This is a guest post from Jonathan Lewis. He is a talented musician and an accomplished satirical video game song-writer. His most well known piece is probably the Half-Life themed "G-Man's Last Breath" which was featured on Kotaku. However, today it is my pleasure to present to you an awesome original tune he put together for our very own ninja rabbit fighter Overgrowth. I did my best to accent it with concept art and screenshots so be sure to check it out in HD.
Jonathan Lewis' awesome Overgrowth song
Below are a few words Jonathan was kind enough to share with us about how he became interested in music and how his awesome Overgrowth song came to be.
The creative process is a really tricky thing, but one of the most rewarding in my life. I began writing music to impress girls. I'm sure this is a sterotype by now, but I can seriously remember writing little songs and poems for my crushes in elementary school.
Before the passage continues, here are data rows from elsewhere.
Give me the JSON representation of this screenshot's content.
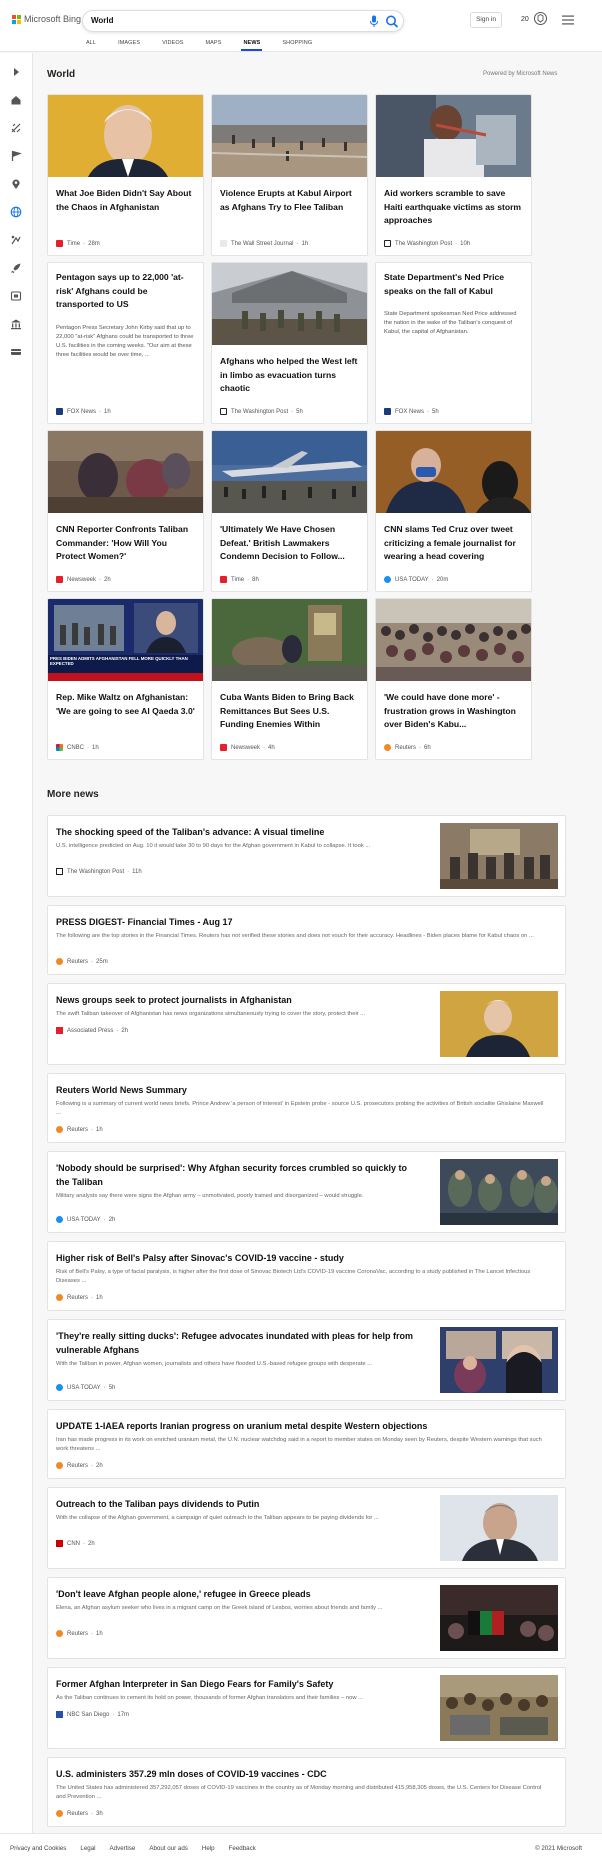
{
  "header": {
    "logo_text": "Microsoft Bing",
    "search_value": "World",
    "signin_label": "Sign in",
    "reward_count": "20",
    "tabs": [
      "ALL",
      "IMAGES",
      "VIDEOS",
      "MAPS",
      "NEWS",
      "SHOPPING"
    ],
    "active_tab": "NEWS"
  },
  "rail": {
    "icons": [
      "expand-arrow-icon",
      "home-icon",
      "sports-icon",
      "flag-icon",
      "location-pin-icon",
      "globe-icon",
      "business-icon",
      "rocket-icon",
      "entertainment-icon",
      "bank-icon",
      "car-icon"
    ]
  },
  "world": {
    "title": "World",
    "powered_by": "Powered by Microsoft News",
    "cards": [
      {
        "title": "What Joe Biden Didn't Say About the Chaos in Afghanistan",
        "desc": "",
        "source": "Time",
        "time": "28m",
        "source_color": "#e4202c"
      },
      {
        "title": "Violence Erupts at Kabul Airport as Afghans Try to Flee Taliban",
        "desc": "",
        "source": "The Wall Street Journal",
        "time": "1h",
        "source_color": "#555555"
      },
      {
        "title": "Aid workers scramble to save Haiti earthquake victims as storm approaches",
        "desc": "",
        "source": "The Washington Post",
        "time": "10h",
        "source_color": "#222222"
      },
      {
        "title": "Pentagon says up to 22,000 'at-risk' Afghans could be transported to US",
        "desc": "Pentagon Press Secretary John Kirby said that up to 22,000 \"at-risk\" Afghans could be transported to three U.S. facilities in the coming weeks. \"Our aim at these three facilities would be over time, ...",
        "source": "FOX News",
        "time": "1h",
        "source_color": "#1a3c7a"
      },
      {
        "title": "Afghans who helped the West left in limbo as evacuation turns chaotic",
        "desc": "",
        "source": "The Washington Post",
        "time": "5h",
        "source_color": "#222222"
      },
      {
        "title": "State Department's Ned Price speaks on the fall of Kabul",
        "desc": "State Department spokesman Ned Price addressed the nation in the wake of the Taliban's conquest of Kabul, the capital of Afghanistan.",
        "source": "FOX News",
        "time": "5h",
        "source_color": "#1a3c7a"
      },
      {
        "title": "CNN Reporter Confronts Taliban Commander: 'How Will You Protect Women?'",
        "desc": "",
        "source": "Newsweek",
        "time": "2h",
        "source_color": "#e4202c"
      },
      {
        "title": "'Ultimately We Have Chosen Defeat.' British Lawmakers Condemn Decision to Follow...",
        "desc": "",
        "source": "Time",
        "time": "8h",
        "source_color": "#e4202c"
      },
      {
        "title": "CNN slams Ted Cruz over tweet criticizing a female journalist for wearing a head covering",
        "desc": "",
        "source": "USA TODAY",
        "time": "20m",
        "source_color": "#1e90e8"
      },
      {
        "title": "Rep. Mike Waltz on Afghanistan: 'We are going to see Al Qaeda 3.0'",
        "desc": "",
        "source": "CNBC",
        "time": "1h",
        "source_color": "#f37021",
        "banner": "PRES BIDEN ADMITS AFGHANISTAN FELL MORE QUICKLY THAN EXPECTED"
      },
      {
        "title": "Cuba Wants Biden to Bring Back Remittances But Sees U.S. Funding Enemies Within",
        "desc": "",
        "source": "Newsweek",
        "time": "4h",
        "source_color": "#e4202c"
      },
      {
        "title": "'We could have done more' - frustration grows in Washington over Biden's Kabu...",
        "desc": "",
        "source": "Reuters",
        "time": "6h",
        "source_color": "#f08a24"
      }
    ]
  },
  "more_news": {
    "title": "More news",
    "items": [
      {
        "title": "The shocking speed of the Taliban's advance: A visual timeline",
        "desc": "U.S. intelligence predicted on Aug. 10 it would take 30 to 90 days for the Afghan government in Kabul to collapse. It took ...",
        "source": "The Washington Post",
        "time": "11h",
        "source_color": "#222222"
      },
      {
        "title": "PRESS DIGEST- Financial Times - Aug 17",
        "desc": "The following are the top stories in the Financial Times. Reuters has not verified these stories and does not vouch for their accuracy. Headlines - Biden places blame for Kabul chaos on ...",
        "source": "Reuters",
        "time": "25m",
        "source_color": "#f08a24"
      },
      {
        "title": "News groups seek to protect journalists in Afghanistan",
        "desc": "The swift Taliban takeover of Afghanistan has news organizations simultaneously trying to cover the story, protect their ...",
        "source": "Associated Press",
        "time": "2h",
        "source_color": "#e4202c"
      },
      {
        "title": "Reuters World News Summary",
        "desc": "Following is a summary of current world news briefs. Prince Andrew 'a person of interest' in Epstein probe - source U.S. prosecutors probing the activities of British socialite Ghislaine Maxwell ...",
        "source": "Reuters",
        "time": "1h",
        "source_color": "#f08a24"
      },
      {
        "title": "'Nobody should be surprised': Why Afghan security forces crumbled so quickly to the Taliban",
        "desc": "Military analysts say there were signs the Afghan army – unmotivated, poorly trained and disorganized – would struggle.",
        "source": "USA TODAY",
        "time": "2h",
        "source_color": "#1e90e8"
      },
      {
        "title": "Higher risk of Bell's Palsy after Sinovac's COVID-19 vaccine - study",
        "desc": "Risk of Bell's Palsy, a type of facial paralysis, is higher after the first dose of Sinovac Biotech Ltd's COVID-19 vaccine CoronaVac, according to a study published in The Lancet Infectious Diseases ...",
        "source": "Reuters",
        "time": "1h",
        "source_color": "#f08a24"
      },
      {
        "title": "'They're really sitting ducks': Refugee advocates inundated with pleas for help from vulnerable Afghans",
        "desc": "With the Taliban in power, Afghan women, journalists and others have flooded U.S.-based refugee groups with desperate ...",
        "source": "USA TODAY",
        "time": "5h",
        "source_color": "#1e90e8"
      },
      {
        "title": "UPDATE 1-IAEA reports Iranian progress on uranium metal despite Western objections",
        "desc": "Iran has made progress in its work on enriched uranium metal, the U.N. nuclear watchdog said in a report to member states on Monday seen by Reuters, despite Western warnings that such work threatens ...",
        "source": "Reuters",
        "time": "2h",
        "source_color": "#f08a24"
      },
      {
        "title": "Outreach to the Taliban pays dividends to Putin",
        "desc": "With the collapse of the Afghan government, a campaign of quiet outreach to the Taliban appears to be paying dividends for ...",
        "source": "CNN",
        "time": "2h",
        "source_color": "#cc0000"
      },
      {
        "title": "'Don't leave Afghan people alone,' refugee in Greece pleads",
        "desc": "Elena, an Afghan asylum seeker who lives in a migrant camp on the Greek island of Lesbos, worries about friends and family ...",
        "source": "Reuters",
        "time": "1h",
        "source_color": "#f08a24"
      },
      {
        "title": "Former Afghan Interpreter in San Diego Fears for Family's Safety",
        "desc": "As the Taliban continues to cement its hold on power, thousands of former Afghan translators and their families – now ...",
        "source": "NBC San Diego",
        "time": "17m",
        "source_color": "#2a4fa8"
      },
      {
        "title": "U.S. administers 357.29 mln doses of COVID-19 vaccines - CDC",
        "desc": "The United States has administered 357,292,057 doses of COVID-19 vaccines in the country as of Monday morning and distributed 415,958,305 doses, the U.S. Centers for Disease Control and Prevention ...",
        "source": "Reuters",
        "time": "3h",
        "source_color": "#f08a24"
      }
    ]
  },
  "footer": {
    "links": [
      "Privacy and Cookies",
      "Legal",
      "Advertise",
      "About our ads",
      "Help",
      "Feedback"
    ],
    "copyright": "© 2021 Microsoft"
  },
  "colors": {
    "accent": "#174ae4",
    "link_blue": "#1a73e8"
  }
}
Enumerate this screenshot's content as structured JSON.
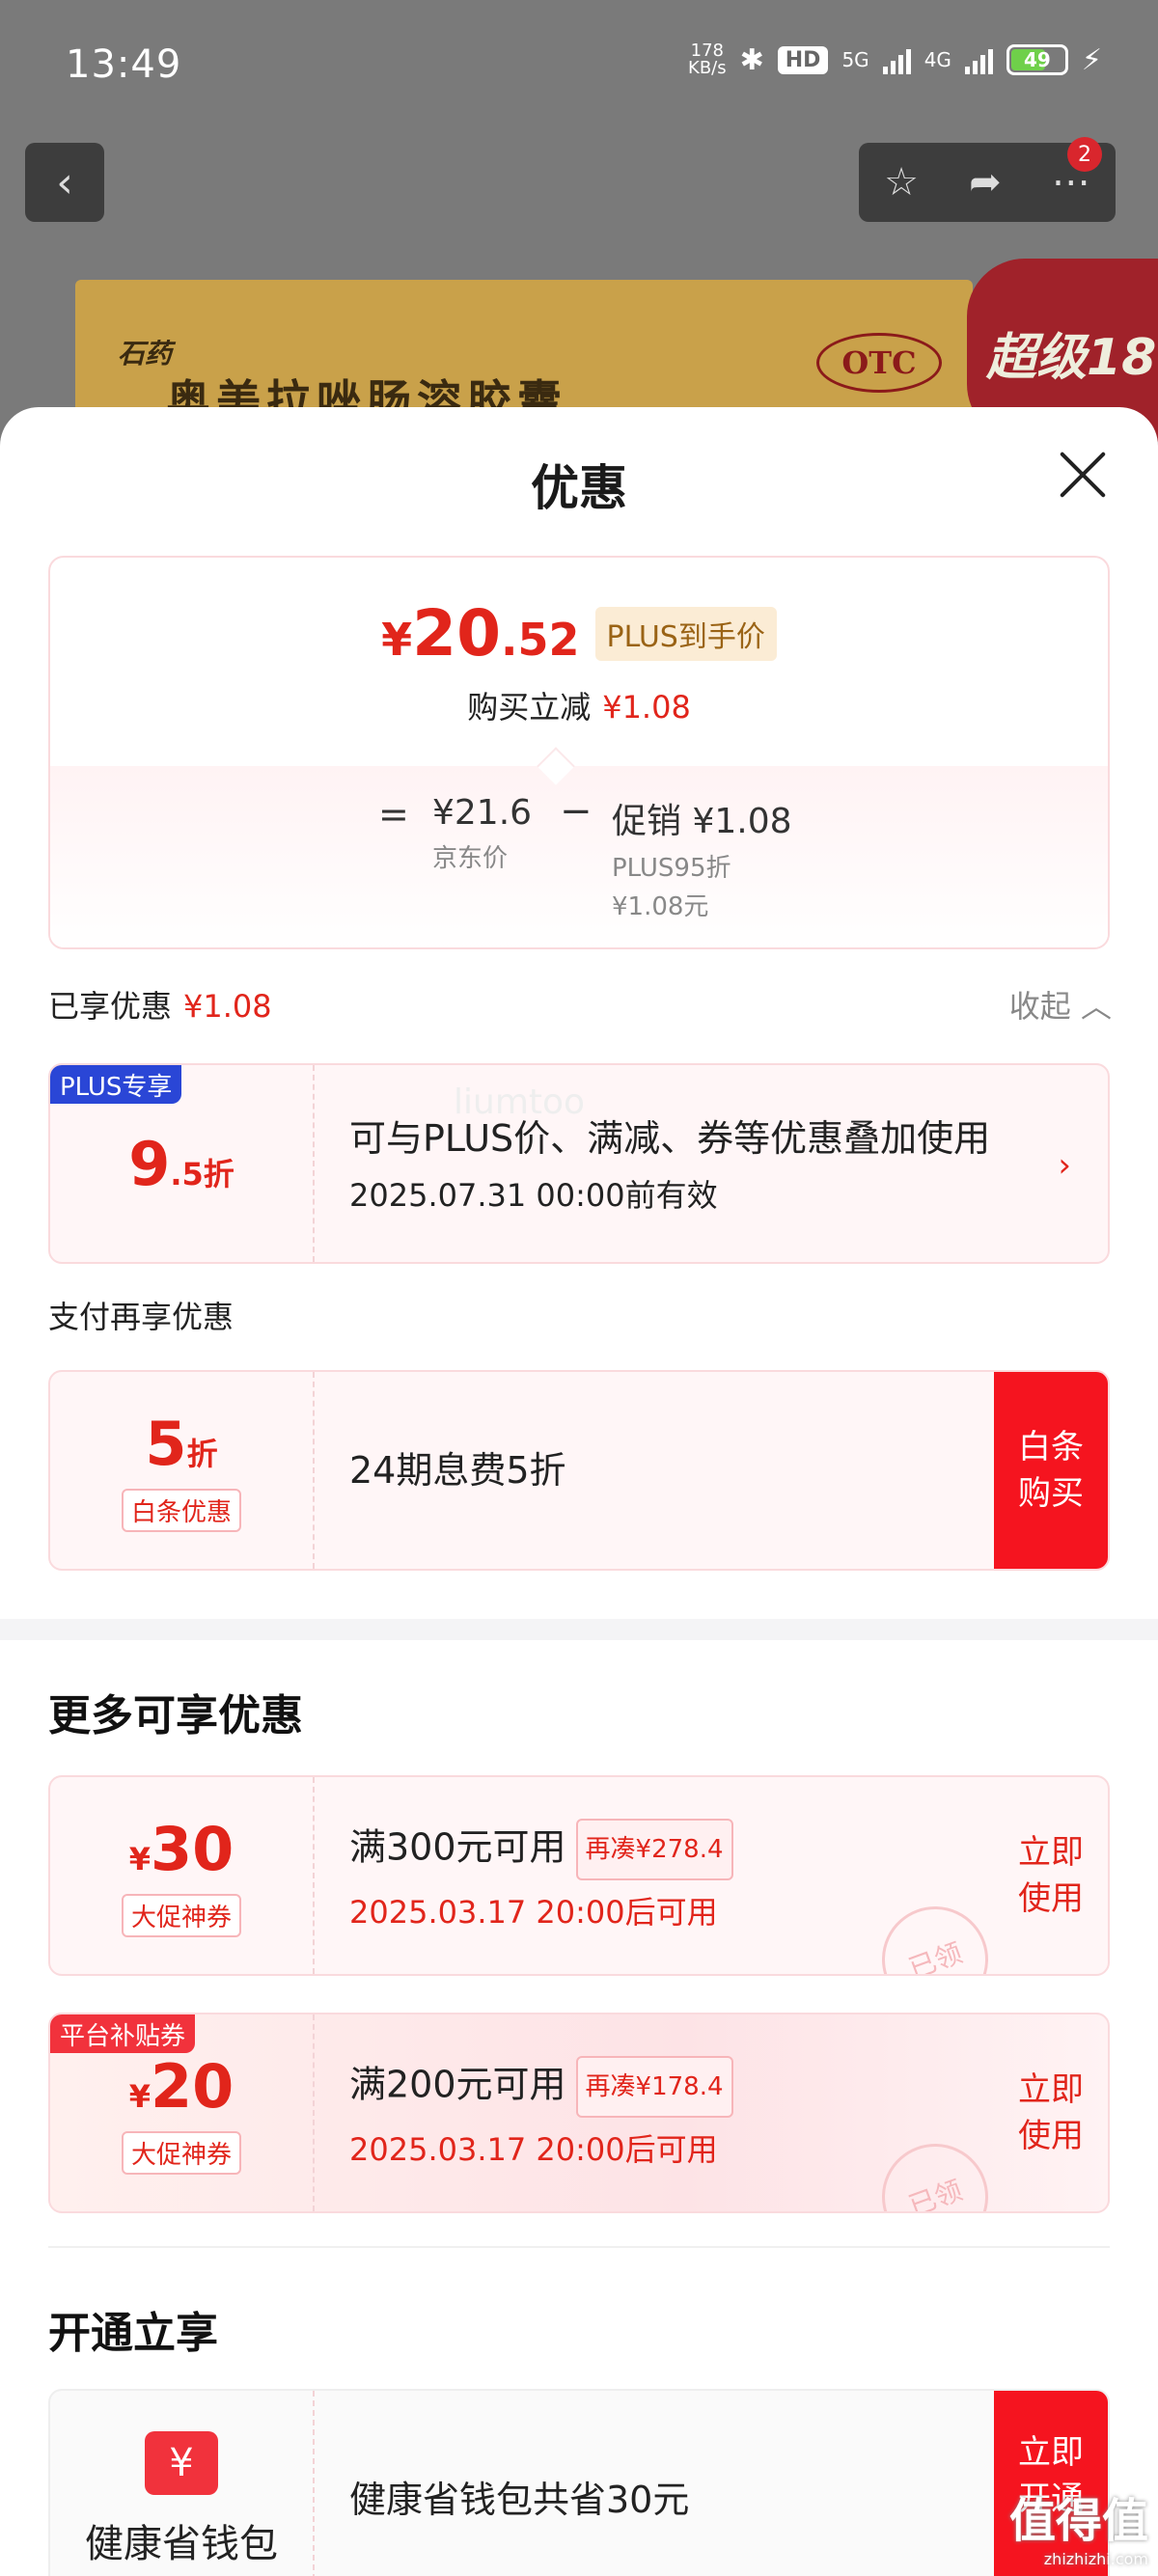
{
  "status_bar": {
    "time": "13:49",
    "net_speed_value": "178",
    "net_speed_unit": "KB/s",
    "hd_label": "HD",
    "net_5g": "5G",
    "net_4g": "4G",
    "battery": "49"
  },
  "product": {
    "brand": "石药",
    "name": "奥美拉唑肠溶胶囊",
    "otc": "OTC",
    "promo_tag": "超级18",
    "cart_badge": "2"
  },
  "sheet": {
    "title": "优惠",
    "price": {
      "currency": "¥",
      "integer": "20",
      "decimal": ".52",
      "tag": "PLUS到手价",
      "save_label": "购买立减",
      "save_amount": "¥1.08"
    },
    "calc": {
      "eq": "=",
      "jd_price": "¥21.6",
      "jd_label": "京东价",
      "minus": "−",
      "promo_value": "促销 ¥1.08",
      "promo_line1": "PLUS95折",
      "promo_line2": "¥1.08元"
    },
    "enjoyed": {
      "label": "已享优惠",
      "amount": "¥1.08",
      "collapse": "收起"
    },
    "plus_coupon": {
      "tag": "PLUS专享",
      "discount_num": "9",
      "discount_suffix": ".5折",
      "desc": "可与PLUS价、满减、券等优惠叠加使用",
      "valid": "2025.07.31 00:00前有效"
    },
    "pay_section_label": "支付再享优惠",
    "baitiao": {
      "discount_num": "5",
      "discount_suffix": "折",
      "sub_label": "白条优惠",
      "desc": "24期息费5折",
      "button": "白条\n购买"
    },
    "more_title": "更多可享优惠",
    "coupons": [
      {
        "amount": "30",
        "yen": "¥",
        "sub_label": "大促神券",
        "condition": "满300元可用",
        "remaining": "再凑¥278.4",
        "time": "2025.03.17 20:00后可用",
        "button": "立即\n使用",
        "stamp": "已领"
      },
      {
        "tag": "平台补贴券",
        "amount": "20",
        "yen": "¥",
        "sub_label": "大促神券",
        "condition": "满200元可用",
        "remaining": "再凑¥178.4",
        "time": "2025.03.17 20:00后可用",
        "button": "立即\n使用",
        "stamp": "已领"
      }
    ],
    "open_title": "开通立享",
    "wallet": {
      "icon_glyph": "¥",
      "label": "健康省钱包",
      "desc": "健康省钱包共省30元",
      "button": "立即\n开通"
    },
    "watermark": "liumtoo",
    "corner_watermark": "值得值",
    "corner_watermark_url": "zhizhizhi.com"
  }
}
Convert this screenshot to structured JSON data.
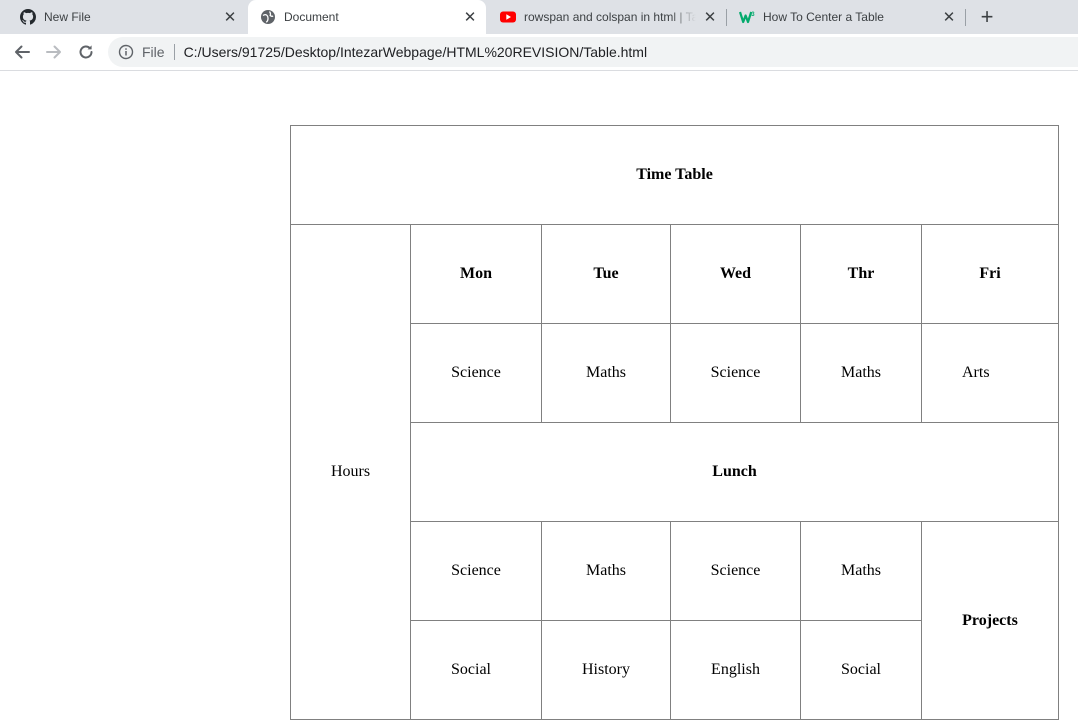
{
  "tabs": [
    {
      "title": "New File",
      "icon": "github-icon",
      "close": "✕"
    },
    {
      "title": "Document",
      "icon": "globe-icon",
      "close": "✕",
      "active": true
    },
    {
      "title": "rowspan and colspan in html | Table",
      "icon": "youtube-icon",
      "close": "✕"
    },
    {
      "title": "How To Center a Table",
      "icon": "w3schools-icon",
      "close": "✕"
    }
  ],
  "new_tab_label": "+",
  "toolbar": {
    "scheme": "File",
    "url": "C:/Users/91725/Desktop/IntezarWebpage/HTML%20REVISION/Table.html"
  },
  "timetable": {
    "title": "Time Table",
    "hours_label": "Hours",
    "days": [
      "Mon",
      "Tue",
      "Wed",
      "Thr",
      "Fri"
    ],
    "row1": [
      "Science",
      "Maths",
      "Science",
      "Maths",
      "Arts"
    ],
    "lunch": "Lunch",
    "row3": [
      "Science",
      "Maths",
      "Science",
      "Maths"
    ],
    "row4": [
      "Social",
      "History",
      "English",
      "Social"
    ],
    "projects": "Projects"
  },
  "colors": {
    "tabstrip_bg": "#dee1e6",
    "active_tab_bg": "#ffffff",
    "omnibox_bg": "#f1f3f4",
    "table_border": "#808080",
    "youtube_red": "#ff0000",
    "w3schools_green": "#04aa6d"
  }
}
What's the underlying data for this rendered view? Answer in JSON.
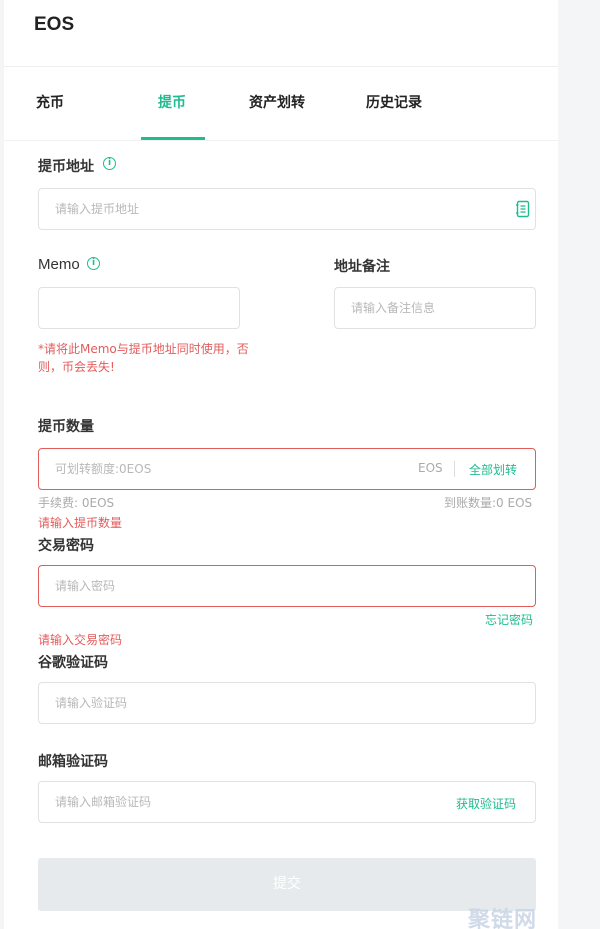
{
  "header": {
    "title": "EOS"
  },
  "tabs": [
    {
      "label": "充币",
      "active": false
    },
    {
      "label": "提币",
      "active": true
    },
    {
      "label": "资产划转",
      "active": false
    },
    {
      "label": "历史记录",
      "active": false
    }
  ],
  "form": {
    "address": {
      "label": "提币地址",
      "placeholder": "请输入提币地址"
    },
    "memo": {
      "label": "Memo",
      "placeholder": "",
      "warning": "*请将此Memo与提币地址同时使用，否则，币会丢失!"
    },
    "remark": {
      "label": "地址备注",
      "placeholder": "请输入备注信息"
    },
    "amount": {
      "label": "提币数量",
      "placeholder": "可划转额度:0EOS",
      "unit": "EOS",
      "transfer_all": "全部划转",
      "fee": "手续费: 0EOS",
      "received": "到账数量:0 EOS",
      "error": "请输入提币数量"
    },
    "password": {
      "label": "交易密码",
      "placeholder": "请输入密码",
      "forgot": "忘记密码",
      "error": "请输入交易密码"
    },
    "google_code": {
      "label": "谷歌验证码",
      "placeholder": "请输入验证码"
    },
    "email_code": {
      "label": "邮箱验证码",
      "placeholder": "请输入邮箱验证码",
      "get_code": "获取验证码"
    },
    "submit_label": "提交"
  },
  "watermark": "聚链网",
  "colors": {
    "accent": "#1ebc8f",
    "error": "#e25c5c",
    "disabled": "#e7eaec"
  }
}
I think this tends to be a common story because people use creativity for things they are passionate about. I wrote humorous songs in high school and college mainly to entartain friends and girls, and it didn't really turn into anything formal (or "work" as some call it) until I decided to take my love for writing music online.
Right out of college I decided to start a blog in which I wrote and recorded a new song for a different friend each week and post it online. After 5 months and 17 songs, what started as a fun experiement turned into an important learning experience for me. Suddenly I was aware that I was capable of writing and recording entire songs in quick progression. I started learning the ins and outs of actually producing music, which is so much different from writing, and I realized that I really enjoyed the whole process.
I then challenged myself to write, record and release a new 5-song EP every 3 months. This was hard, but took me into the world of music distribution, social media and Creative Commons, not to mention the actual music part. The results are on my website for all to enjoy.
Music in Video Games
I've always been an avid gamer and intenstly interested in the musical possibilities that games provide. For anyone who has played Splosion Man on XBLA, I'm sure you can remember the first time you picked up a fat scientist only to find the music dramatically change to "Everybody Loves Donuts". This is a great example of what's possible in games, and only scratches the surface of ways we can incoporate music into the experience.
I started making different contacts along the way and decided to apply my musical abilities to an industry I love. One thing led to another and I began receiving opportunities to write music for interesting video game titles. I'll never forget the contacts I've made along the way. This is partly why I always do my best to respond to emails and questions. I always respond because I wish everyone would have responded to me.
The Overgrowth Song
Overgrowth was a really fun project for me as the Wolfire team already had a great sense of humor. At the beginning of any creative project there is always the Discovery Phase in which I immerse myself into the world in which I am writing. Overgrowth was easy to get lost in given the huge amount of material available; from concept art, to the fantastic music by Mikko Tarmia, to the web comic and more.
Writing the Overgrowth song actually happened pretty quickly. This happens to me a lot. I'll spend 20 minutes writing 90% of a song, then 2 hours finishing it. The recording and mixing stage is where I spent most of my time on the project. I really love watching great projects come together like what Wolfire is doing with Overgrowth, and can't wait to actually sit down and wield some ninja rabbit action.
Thanks again Jonathan. This is unbelievably cool. If any game developers out there are looking for a credit song or a great way to add some humor to their game they should defintely contact him. What do you guys think -- did he beat the Overgrowth Rap?